"His death started here! Great wars! Civil wars! Holy wars! You know sometimes I wonder why they bother to send us here!"
IN THIS ONE... Ghostly soldiers start to manifest and share their experiences all over the train station.
REVIEW: The station's ghost is revealed as a WWI soldier, but soon, others join him - a WWII submariner, a fighter pilot, and others - and what they have in common is that they all left for war from these tracks. Worse, they were told they were heroes, when all they were was cannon fodder. The resentment Sapphire perceives from him/them comes from these dashed and fatal expectations. The idea that the Enemy - whatever it is - is using the station as a "recruiting center" is a good one, though we could equally wonder if there IS an Enemy, or whether 20th-century history caused the traumatic conditions that enabled these temporal echoes from piercing the veil. Tully the ghost investigator doesn't see flower-bearing soldiers as "evil", but it's that contradiction, whether we want to call it killer/victim or hero/exile, that's the root of this evil. They died having been lied to, and have come for revenge. The Enemy uses thoses kinds of emotions, using them to draw the dead from the ether (or atmophere, as Steel calls it). There's a metaphor there; drafted soldiers effectively standing in for "recruited dead". They signed their lives over when they joined the military.
The ghosts' motivations are understood much in the same way this entire world is. Early on, we have Sapphire essentially describing the station in war time through dialog alone. Temperatures, sounds, feelings, opening this world up for the audience in a cheap, but evocative way. The ghosts' motives must be understood the same way, with Sapphire (and eventually, Steel, drawn in as more soldiers show up, and now able to see and hear everything) forced to describe what's going on as she plays a role selected by whichever ghost. The soldier wants her to participate in the actions that harmed him, in her case, she must be part of the crowd wishing the boys a fond and patriotic farewell. Is it so she can share in the guilt? Or is it merely the phantom's only means of communication, bringing a part of the past into the present. The latter seems more likely from Steel's experience, a memorable sequence where he becomes a pilot and the room tips forward dramatically like a crashing airplane. This vision isn't about guilt, but about sharing the experience. It's also perhaps part of a time trap. If our heroes get lost in those experiences, they may be taken to the ether and lost. We're never really sure.
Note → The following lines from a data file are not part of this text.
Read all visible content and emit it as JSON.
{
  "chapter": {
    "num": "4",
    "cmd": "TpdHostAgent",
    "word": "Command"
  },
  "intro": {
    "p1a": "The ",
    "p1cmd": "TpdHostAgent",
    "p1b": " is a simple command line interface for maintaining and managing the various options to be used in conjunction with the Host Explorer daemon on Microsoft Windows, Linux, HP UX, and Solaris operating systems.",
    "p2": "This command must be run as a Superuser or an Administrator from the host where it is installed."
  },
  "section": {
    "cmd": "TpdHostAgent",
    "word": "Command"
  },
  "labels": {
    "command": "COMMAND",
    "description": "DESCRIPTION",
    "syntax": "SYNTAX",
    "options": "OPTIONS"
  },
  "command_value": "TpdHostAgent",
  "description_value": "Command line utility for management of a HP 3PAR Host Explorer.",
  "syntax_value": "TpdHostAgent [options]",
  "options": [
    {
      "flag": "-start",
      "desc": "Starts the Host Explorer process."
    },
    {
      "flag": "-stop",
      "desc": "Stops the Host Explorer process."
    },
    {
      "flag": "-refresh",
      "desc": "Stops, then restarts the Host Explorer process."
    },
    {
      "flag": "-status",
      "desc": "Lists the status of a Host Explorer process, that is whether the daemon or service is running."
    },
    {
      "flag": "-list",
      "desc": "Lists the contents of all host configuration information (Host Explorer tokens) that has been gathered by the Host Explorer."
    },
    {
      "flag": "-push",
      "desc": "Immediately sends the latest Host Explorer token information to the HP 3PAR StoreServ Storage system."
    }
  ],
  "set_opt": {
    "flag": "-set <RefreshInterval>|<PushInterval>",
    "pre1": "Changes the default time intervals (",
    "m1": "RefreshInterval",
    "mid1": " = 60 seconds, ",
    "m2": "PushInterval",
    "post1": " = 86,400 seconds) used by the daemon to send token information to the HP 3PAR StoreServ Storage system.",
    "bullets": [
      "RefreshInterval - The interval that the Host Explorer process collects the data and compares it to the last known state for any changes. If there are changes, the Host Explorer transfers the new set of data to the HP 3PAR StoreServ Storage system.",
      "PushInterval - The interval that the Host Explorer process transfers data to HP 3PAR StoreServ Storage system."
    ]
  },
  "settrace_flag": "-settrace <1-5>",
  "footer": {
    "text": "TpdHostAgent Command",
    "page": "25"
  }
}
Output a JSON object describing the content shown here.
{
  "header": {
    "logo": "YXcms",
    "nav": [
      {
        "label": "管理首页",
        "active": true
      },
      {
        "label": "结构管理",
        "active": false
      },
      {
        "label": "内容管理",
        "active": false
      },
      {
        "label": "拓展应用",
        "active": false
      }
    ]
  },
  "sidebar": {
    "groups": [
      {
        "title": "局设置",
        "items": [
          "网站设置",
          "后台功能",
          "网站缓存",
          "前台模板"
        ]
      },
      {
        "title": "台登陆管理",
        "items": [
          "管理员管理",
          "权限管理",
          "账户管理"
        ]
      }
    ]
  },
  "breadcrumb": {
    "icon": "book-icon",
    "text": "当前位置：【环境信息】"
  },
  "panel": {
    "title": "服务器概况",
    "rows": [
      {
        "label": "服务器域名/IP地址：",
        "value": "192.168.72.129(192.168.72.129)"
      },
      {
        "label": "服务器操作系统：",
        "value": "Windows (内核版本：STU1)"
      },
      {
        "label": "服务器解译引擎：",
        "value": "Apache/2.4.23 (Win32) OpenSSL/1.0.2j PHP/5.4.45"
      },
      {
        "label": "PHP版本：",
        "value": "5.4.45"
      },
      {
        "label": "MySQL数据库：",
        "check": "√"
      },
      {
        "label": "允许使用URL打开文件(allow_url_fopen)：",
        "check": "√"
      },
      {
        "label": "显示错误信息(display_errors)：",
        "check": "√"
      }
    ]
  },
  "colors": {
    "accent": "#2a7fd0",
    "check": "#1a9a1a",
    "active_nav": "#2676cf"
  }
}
While we wait for answers, we can enjoy the atmosphere - from menacing satchels to voices whimpering about dying at the bottom of the sea - in what is still undoubtedly one of the most fast-moving episodes of Sapphire & Steel yet. Steel's plain crash in a cloud-filled room is practically an action scene!
REWATCHABILITY: Medium-High - The mystery deepens, Tully doesn't get in the way as much, and it ends with a memorable crash.